Retail sales and food-services spending rose 0.3 percent in November following a 1.8 percent gain in October.  Retail sales have posted gains in four consecutive months but November is the slowest pace of the four. The increases put total retail sales up 18.2 percent from a year ago and at a new record high; they remain well above the pre-pandemic trend (see first chart).

Core retail sales, which exclude motor vehicle dealers and gasoline retailers, posted a modest 0.2 percent increase for the month, following a gain of 1.6 percent in October, leaving that measure with a 16.5 percent gain from a year ago. Core retail sales are also at a new record high and well above the pre-pandemic trend (see first chart).

Most categories were up in November though breadth was weaker than in October.  Six categories posted gains while five showed declines and two were essentially unchanged. The gains were led by a 1.7 percent increase in gasoline stations, followed by sporting goods, hobby, and bookstore sales (up 1.3 percent) and food and beverage store sales (up 1.3 percent). Gasoline sales often reflect large price movements; the average price for a gallon of gasoline rose 2.8 percent in November. Electronics and appliance store sales led the decliners, down 4.6 percent, while general merchandise store sales fell 1.2 percent and health and personal care stores sales were off 0.6 percent.

While retail sales are running well above the recent eight-year trend, measured as a share of disposable income, retail sales are returning to the range that persisted for much of the 1992 though 2007 period (see third chart). As a share of income, sales were typically in the 35 percent to 38 percent range, well above the 10-year average of 32.3 percent through the end of 2019 (see third chart). This suggests that if the sales share were to stabilize, then retail spending growth should be roughly in line with growth in disposable income. If the share were to fall back to the more recent pattern, then retail spending would slow to a pace below the growth in disposable income.
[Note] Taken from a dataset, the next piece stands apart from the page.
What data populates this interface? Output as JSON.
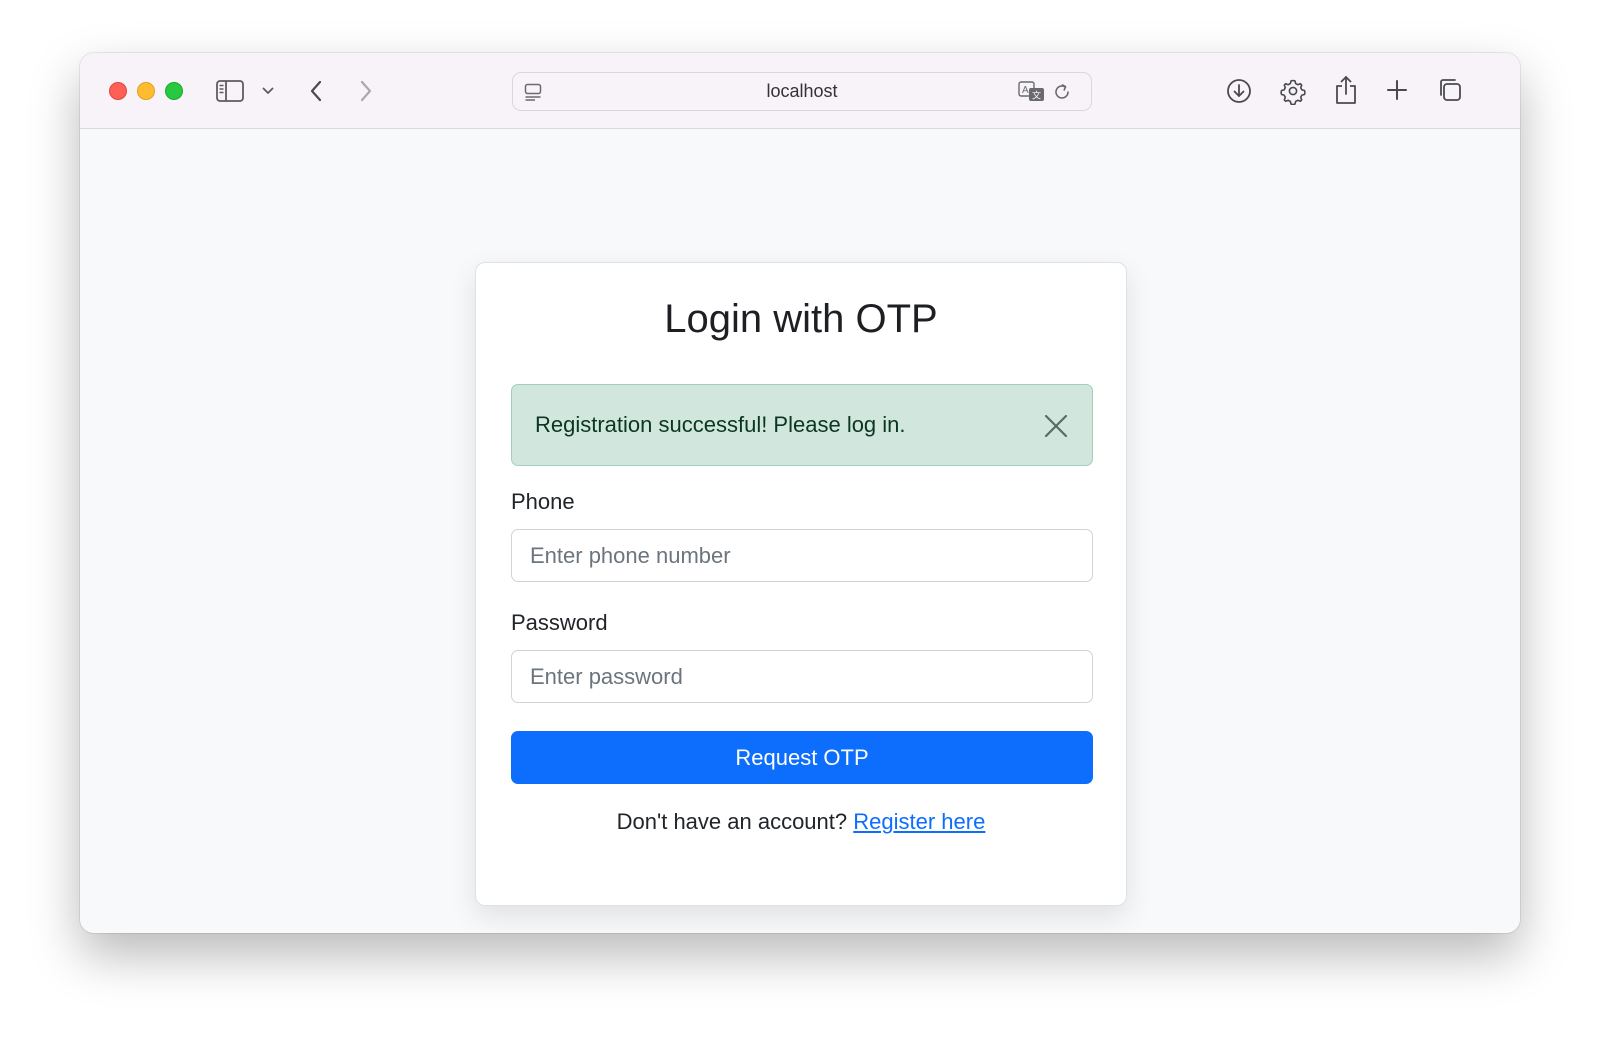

Furthermore, slowing sales may help the demand/supply imbalance that has been putting upward pressure on prices. Retail inventories have improved for several industries in recent months (see fourth chart). Motor vehicles continue to be the laggard with regard to inventories, coming in at about 63 percent of the December 2019 level. Beyond motor vehicles, only clothing and accessories and department stores show lower inventories relative to December 2019.
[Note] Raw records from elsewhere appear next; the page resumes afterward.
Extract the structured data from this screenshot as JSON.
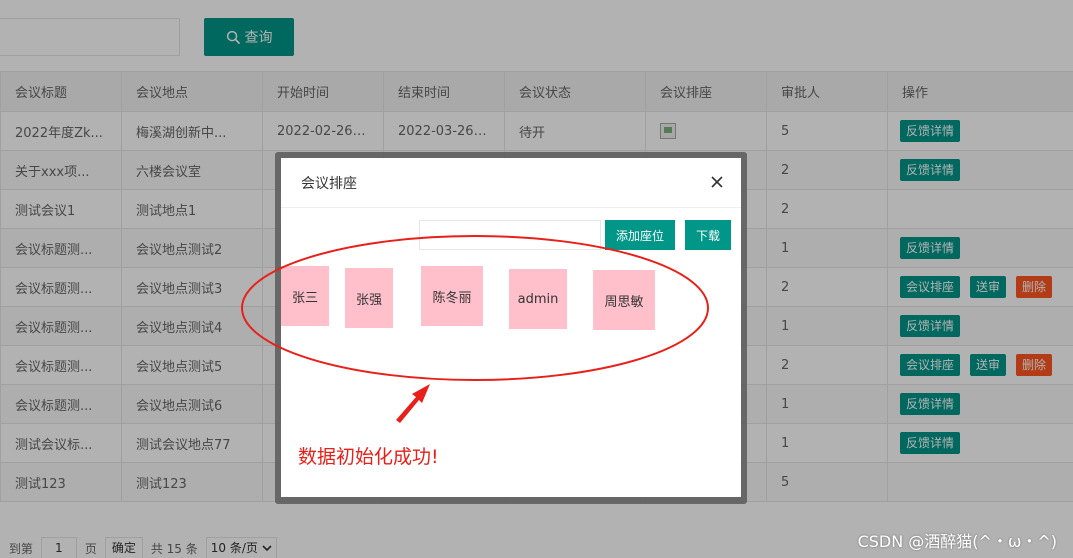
{
  "search": {
    "button_label": "查询",
    "icon": "search-icon"
  },
  "table": {
    "columns": [
      "会议标题",
      "会议地点",
      "开始时间",
      "结束时间",
      "会议状态",
      "会议排座",
      "审批人",
      "操作"
    ],
    "rows": [
      {
        "title": "2022年度Zk...",
        "place": "梅溪湖创新中...",
        "start": "2022-02-26 ...",
        "end": "2022-03-26 ...",
        "status": "待开",
        "seat_img": true,
        "approver": "5",
        "ops": [
          "feedback"
        ]
      },
      {
        "title": "关于xxx项...",
        "place": "六楼会议室",
        "start": "",
        "end": "",
        "status": "",
        "seat_img": false,
        "approver": "2",
        "ops": [
          "feedback"
        ]
      },
      {
        "title": "测试会议1",
        "place": "测试地点1",
        "start": "",
        "end": "",
        "status": "",
        "seat_img": false,
        "approver": "2",
        "ops": []
      },
      {
        "title": "会议标题测...",
        "place": "会议地点测试2",
        "start": "",
        "end": "",
        "status": "",
        "seat_img": false,
        "approver": "1",
        "ops": [
          "feedback"
        ]
      },
      {
        "title": "会议标题测...",
        "place": "会议地点测试3",
        "start": "",
        "end": "",
        "status": "",
        "seat_img": false,
        "approver": "2",
        "ops": [
          "seating",
          "review",
          "delete"
        ]
      },
      {
        "title": "会议标题测...",
        "place": "会议地点测试4",
        "start": "",
        "end": "",
        "status": "",
        "seat_img": false,
        "approver": "1",
        "ops": [
          "feedback"
        ]
      },
      {
        "title": "会议标题测...",
        "place": "会议地点测试5",
        "start": "",
        "end": "",
        "status": "",
        "seat_img": false,
        "approver": "2",
        "ops": [
          "seating",
          "review",
          "delete"
        ]
      },
      {
        "title": "会议标题测...",
        "place": "会议地点测试6",
        "start": "",
        "end": "",
        "status": "",
        "seat_img": false,
        "approver": "1",
        "ops": [
          "feedback"
        ]
      },
      {
        "title": "测试会议标...",
        "place": "测试会议地点77",
        "start": "",
        "end": "",
        "status": "",
        "seat_img": false,
        "approver": "1",
        "ops": [
          "feedback"
        ]
      },
      {
        "title": "测试123",
        "place": "测试123",
        "start": "",
        "end": "",
        "status": "",
        "seat_img": false,
        "approver": "5",
        "ops": []
      }
    ],
    "op_labels": {
      "feedback": "反馈详情",
      "seating": "会议排座",
      "review": "送审",
      "delete": "删除"
    }
  },
  "pager": {
    "goto_label": "到第",
    "page_value": "1",
    "page_unit": "页",
    "confirm_label": "确定",
    "total_label": "共 15 条",
    "page_size": "10 条/页"
  },
  "dialog": {
    "title": "会议排座",
    "add_seat_label": "添加座位",
    "download_label": "下载",
    "seats": [
      "张三",
      "张强",
      "陈冬丽",
      "admin",
      "周思敏"
    ]
  },
  "annotation": {
    "text": "数据初始化成功!"
  },
  "watermark": "CSDN @酒醉猫(^・ω・^)",
  "colors": {
    "primary": "#009688",
    "danger": "#ff5722",
    "seat": "#ffc0cb",
    "annotation": "#e8201a"
  }
}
Overall, total and core retail sales posted modest gains in November and remain well above recent trends. However, as a share of disposable income, sales are returning back to their 1992 through 2007 range. Retail sales growth may slow over coming quarters, more in line with the rate of growth in disposable income. This could help alleviate upward pressure on prices, particularly if production/supply continues to make gains. The economic outlook is for continued growth and upward pressure on prices is likely to continue for a while longer, but progress towards easing pressures may be accelerating.